### WORK TASK
Every line of the material must appear in the answer exactly as it does here.

====== RECORDS SHOWN ======

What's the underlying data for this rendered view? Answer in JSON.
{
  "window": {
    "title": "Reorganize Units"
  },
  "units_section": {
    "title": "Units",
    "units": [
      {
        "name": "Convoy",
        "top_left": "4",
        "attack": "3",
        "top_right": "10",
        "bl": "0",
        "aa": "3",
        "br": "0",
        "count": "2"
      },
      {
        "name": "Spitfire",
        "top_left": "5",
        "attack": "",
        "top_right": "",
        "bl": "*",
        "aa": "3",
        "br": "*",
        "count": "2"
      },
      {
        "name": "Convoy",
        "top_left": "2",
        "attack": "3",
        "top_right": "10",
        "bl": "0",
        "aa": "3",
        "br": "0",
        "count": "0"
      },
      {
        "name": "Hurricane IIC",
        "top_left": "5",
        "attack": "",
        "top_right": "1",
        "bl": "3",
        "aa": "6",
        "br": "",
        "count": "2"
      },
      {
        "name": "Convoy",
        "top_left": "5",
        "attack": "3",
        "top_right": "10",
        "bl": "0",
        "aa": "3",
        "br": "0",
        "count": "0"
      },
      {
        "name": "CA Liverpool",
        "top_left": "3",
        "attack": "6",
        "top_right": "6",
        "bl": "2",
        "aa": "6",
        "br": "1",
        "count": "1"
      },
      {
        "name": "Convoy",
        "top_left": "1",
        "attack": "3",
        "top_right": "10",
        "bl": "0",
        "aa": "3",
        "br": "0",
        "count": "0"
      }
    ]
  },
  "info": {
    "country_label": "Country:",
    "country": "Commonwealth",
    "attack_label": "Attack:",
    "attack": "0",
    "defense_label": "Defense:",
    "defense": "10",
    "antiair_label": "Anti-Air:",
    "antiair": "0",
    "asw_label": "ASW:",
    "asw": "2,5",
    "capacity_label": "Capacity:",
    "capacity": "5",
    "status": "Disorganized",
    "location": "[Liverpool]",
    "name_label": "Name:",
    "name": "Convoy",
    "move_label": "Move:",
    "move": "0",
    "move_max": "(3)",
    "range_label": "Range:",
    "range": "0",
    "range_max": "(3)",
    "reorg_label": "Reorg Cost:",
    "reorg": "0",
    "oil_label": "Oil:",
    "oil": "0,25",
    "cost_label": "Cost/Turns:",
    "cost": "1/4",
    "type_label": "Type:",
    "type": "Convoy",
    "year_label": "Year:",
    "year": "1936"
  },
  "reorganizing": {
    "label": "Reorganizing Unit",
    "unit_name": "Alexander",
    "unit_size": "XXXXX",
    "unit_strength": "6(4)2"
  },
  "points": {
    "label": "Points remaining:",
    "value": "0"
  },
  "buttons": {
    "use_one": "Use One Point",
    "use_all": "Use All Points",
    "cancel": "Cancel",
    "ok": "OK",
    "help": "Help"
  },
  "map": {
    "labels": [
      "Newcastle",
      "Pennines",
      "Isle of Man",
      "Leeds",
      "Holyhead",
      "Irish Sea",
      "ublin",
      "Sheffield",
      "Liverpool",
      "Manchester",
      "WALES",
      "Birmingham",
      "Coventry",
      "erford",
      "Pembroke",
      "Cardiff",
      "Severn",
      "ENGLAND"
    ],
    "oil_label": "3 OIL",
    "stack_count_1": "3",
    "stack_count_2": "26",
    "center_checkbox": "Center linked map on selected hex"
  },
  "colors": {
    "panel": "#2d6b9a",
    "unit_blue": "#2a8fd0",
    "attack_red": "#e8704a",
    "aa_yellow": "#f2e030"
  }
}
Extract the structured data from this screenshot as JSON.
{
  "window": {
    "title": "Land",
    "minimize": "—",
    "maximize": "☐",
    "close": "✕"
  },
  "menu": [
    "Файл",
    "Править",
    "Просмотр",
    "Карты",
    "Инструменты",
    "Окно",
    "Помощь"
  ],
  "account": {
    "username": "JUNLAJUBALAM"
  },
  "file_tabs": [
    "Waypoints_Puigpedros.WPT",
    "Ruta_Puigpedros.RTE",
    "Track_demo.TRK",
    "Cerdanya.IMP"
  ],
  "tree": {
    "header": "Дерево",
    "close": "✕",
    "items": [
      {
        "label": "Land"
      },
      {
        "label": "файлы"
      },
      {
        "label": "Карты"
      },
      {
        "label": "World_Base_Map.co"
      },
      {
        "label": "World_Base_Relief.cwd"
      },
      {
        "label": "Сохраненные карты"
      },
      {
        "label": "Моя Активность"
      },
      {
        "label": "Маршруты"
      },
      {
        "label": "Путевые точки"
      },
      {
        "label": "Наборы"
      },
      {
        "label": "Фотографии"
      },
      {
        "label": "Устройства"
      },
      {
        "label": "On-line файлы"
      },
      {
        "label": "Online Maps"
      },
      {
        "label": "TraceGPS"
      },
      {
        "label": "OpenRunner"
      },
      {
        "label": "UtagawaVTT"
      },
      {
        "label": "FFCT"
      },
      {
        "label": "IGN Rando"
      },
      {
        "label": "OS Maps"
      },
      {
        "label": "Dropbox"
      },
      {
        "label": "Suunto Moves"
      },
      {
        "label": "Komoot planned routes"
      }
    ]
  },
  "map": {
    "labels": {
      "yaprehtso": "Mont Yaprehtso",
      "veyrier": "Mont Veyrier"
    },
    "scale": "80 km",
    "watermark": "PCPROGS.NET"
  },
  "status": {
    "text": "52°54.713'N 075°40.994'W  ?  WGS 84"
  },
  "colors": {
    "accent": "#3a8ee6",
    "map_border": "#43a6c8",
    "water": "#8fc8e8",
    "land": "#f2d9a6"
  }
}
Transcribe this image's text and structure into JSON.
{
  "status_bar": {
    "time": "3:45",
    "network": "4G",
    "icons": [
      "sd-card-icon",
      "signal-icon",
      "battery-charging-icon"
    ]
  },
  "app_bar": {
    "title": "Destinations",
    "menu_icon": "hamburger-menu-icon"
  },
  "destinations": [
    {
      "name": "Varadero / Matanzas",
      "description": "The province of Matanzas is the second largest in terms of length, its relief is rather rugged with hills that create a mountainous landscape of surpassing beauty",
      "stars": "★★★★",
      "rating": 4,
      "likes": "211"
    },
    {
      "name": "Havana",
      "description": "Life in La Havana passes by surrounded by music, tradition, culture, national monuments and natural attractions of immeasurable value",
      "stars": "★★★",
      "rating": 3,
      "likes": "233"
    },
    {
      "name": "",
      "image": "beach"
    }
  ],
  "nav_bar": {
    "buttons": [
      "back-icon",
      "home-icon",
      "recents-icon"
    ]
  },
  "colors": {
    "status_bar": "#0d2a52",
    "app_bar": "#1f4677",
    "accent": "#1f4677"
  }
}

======

### TASK OUTPUT
What's the underlying data for this rendered view? Answer in JSON.
{
  "window": {
    "title": "Reorganize Units"
  },
  "units_section": {
    "title": "Units",
    "units": [
      {
        "name": "Convoy",
        "top_left": "4",
        "attack": "3",
        "top_right": "10",
        "bl": "0",
        "aa": "3",
        "br": "0",
        "count": "2"
      },
      {
        "name": "Spitfire",
        "top_left": "5",
        "attack": "",
        "top_right": "",
        "bl": "*",
        "aa": "3",
        "br": "*",
        "count": "2"
      },
      {
        "name": "Convoy",
        "top_left": "2",
        "attack": "3",
        "top_right": "10",
        "bl": "0",
        "aa": "3",
        "br": "0",
        "count": "0"
      },
      {
        "name": "Hurricane IIC",
        "top_left": "5",
        "attack": "",
        "top_right": "1",
        "bl": "3",
        "aa": "6",
        "br": "",
        "count": "2"
      },
      {
        "name": "Convoy",
        "top_left": "5",
        "attack": "3",
        "top_right": "10",
        "bl": "0",
        "aa": "3",
        "br": "0",
        "count": "0"
      },
      {
        "name": "CA Liverpool",
        "top_left": "3",
        "attack": "6",
        "top_right": "6",
        "bl": "2",
        "aa": "6",
        "br": "1",
        "count": "1"
      },
      {
        "name": "Convoy",
        "top_left": "1",
        "attack": "3",
        "top_right": "10",
        "bl": "0",
        "aa": "3",
        "br": "0",
        "count": "0"
      }
    ]
  },
  "info": {
    "country_label": "Country:",
    "country": "Commonwealth",
    "attack_label": "Attack:",
    "attack": "0",
    "defense_label": "Defense:",
    "defense": "10",
    "antiair_label": "Anti-Air:",
    "antiair": "0",
    "asw_label": "ASW:",
    "asw": "2,5",
    "capacity_label": "Capacity:",
    "capacity": "5",
    "status": "Disorganized",
    "location": "[Liverpool]",
    "name_label": "Name:",
    "name": "Convoy",
    "move_label": "Move:",
    "move": "0",
    "move_max": "(3)",
    "range_label": "Range:",
    "range": "0",
    "range_max": "(3)",
    "reorg_label": "Reorg Cost:",
    "reorg": "0",
    "oil_label": "Oil:",
    "oil": "0,25",
    "cost_label": "Cost/Turns:",
    "cost": "1/4",
    "type_label": "Type:",
    "type": "Convoy",
    "year_label": "Year:",
    "year": "1936"
  },
  "reorganizing": {
    "label": "Reorganizing Unit",
    "unit_name": "Alexander",
    "unit_size": "XXXXX",
    "unit_strength": "6(4)2"
  },
  "points": {
    "label": "Points remaining:",
    "value": "0"
  },
  "buttons": {
    "use_one": "Use One Point",
    "use_all": "Use All Points",
    "cancel": "Cancel",
    "ok": "OK",
    "help": "Help"
  },
  "map": {
    "labels": [
      "Newcastle",
      "Pennines",
      "Isle of Man",
      "Leeds",
      "Holyhead",
      "Irish Sea",
      "ublin",
      "Sheffield",
      "Liverpool",
      "Manchester",
      "WALES",
      "Birmingham",
      "Coventry",
      "erford",
      "Pembroke",
      "Cardiff",
      "Severn",
      "ENGLAND"
    ],
    "oil_label": "3 OIL",
    "stack_count_1": "3",
    "stack_count_2": "26",
    "center_checkbox": "Center linked map on selected hex"
  },
  "colors": {
    "panel": "#2d6b9a",
    "unit_blue": "#2a8fd0",
    "attack_red": "#e8704a",
    "aa_yellow": "#f2e030"
  }
}
Extract the structured data from this screenshot as JSON.
{
  "window": {
    "title": "Land",
    "minimize": "—",
    "maximize": "☐",
    "close": "✕"
  },
  "menu": [
    "Файл",
    "Править",
    "Просмотр",
    "Карты",
    "Инструменты",
    "Окно",
    "Помощь"
  ],
  "account": {
    "username": "JUNLAJUBALAM"
  },
  "file_tabs": [
    "Waypoints_Puigpedros.WPT",
    "Ruta_Puigpedros.RTE",
    "Track_demo.TRK",
    "Cerdanya.IMP"
  ],
  "tree": {
    "header": "Дерево",
    "close": "✕",
    "items": [
      {
        "label": "Land"
      },
      {
        "label": "файлы"
      },
      {
        "label": "Карты"
      },
      {
        "label": "World_Base_Map.co"
      },
      {
        "label": "World_Base_Relief.cwd"
      },
      {
        "label": "Сохраненные карты"
      },
      {
        "label": "Моя Активность"
      },
      {
        "label": "Маршруты"
      },
      {
        "label": "Путевые точки"
      },
      {
        "label": "Наборы"
      },
      {
        "label": "Фотографии"
      },
      {
        "label": "Устройства"
      },
      {
        "label": "On-line файлы"
      },
      {
        "label": "Online Maps"
      },
      {
        "label": "TraceGPS"
      },
      {
        "label": "OpenRunner"
      },
      {
        "label": "UtagawaVTT"
      },
      {
        "label": "FFCT"
      },
      {
        "label": "IGN Rando"
      },
      {
        "label": "OS Maps"
      },
      {
        "label": "Dropbox"
      },
      {
        "label": "Suunto Moves"
      },
      {
        "label": "Komoot planned routes"
      }
    ]
  },
  "map": {
    "labels": {
      "yaprehtso": "Mont Yaprehtso",
      "veyrier": "Mont Veyrier"
    },
    "scale": "80 km",
    "watermark": "PCPROGS.NET"
  },
  "status": {
    "text": "52°54.713'N 075°40.994'W  ?  WGS 84"
  },
  "colors": {
    "accent": "#3a8ee6",
    "map_border": "#43a6c8",
    "water": "#8fc8e8",
    "land": "#f2d9a6"
  }
}
Transcribe this image's text and structure into JSON.
{
  "status_bar": {
    "time": "3:45",
    "network": "4G",
    "icons": [
      "sd-card-icon",
      "signal-icon",
      "battery-charging-icon"
    ]
  },
  "app_bar": {
    "title": "Destinations",
    "menu_icon": "hamburger-menu-icon"
  },
  "destinations": [
    {
      "name": "Varadero / Matanzas",
      "description": "The province of Matanzas is the second largest in terms of length, its relief is rather rugged with hills that create a mountainous landscape of surpassing beauty",
      "stars": "★★★★",
      "rating": 4,
      "likes": "211"
    },
    {
      "name": "Havana",
      "description": "Life in La Havana passes by surrounded by music, tradition, culture, national monuments and natural attractions of immeasurable value",
      "stars": "★★★",
      "rating": 3,
      "likes": "233"
    },
    {
      "name": "",
      "image": "beach"
    }
  ],
  "nav_bar": {
    "buttons": [
      "back-icon",
      "home-icon",
      "recents-icon"
    ]
  },
  "colors": {
    "status_bar": "#0d2a52",
    "app_bar": "#1f4677",
    "accent": "#1f4677"
  }
}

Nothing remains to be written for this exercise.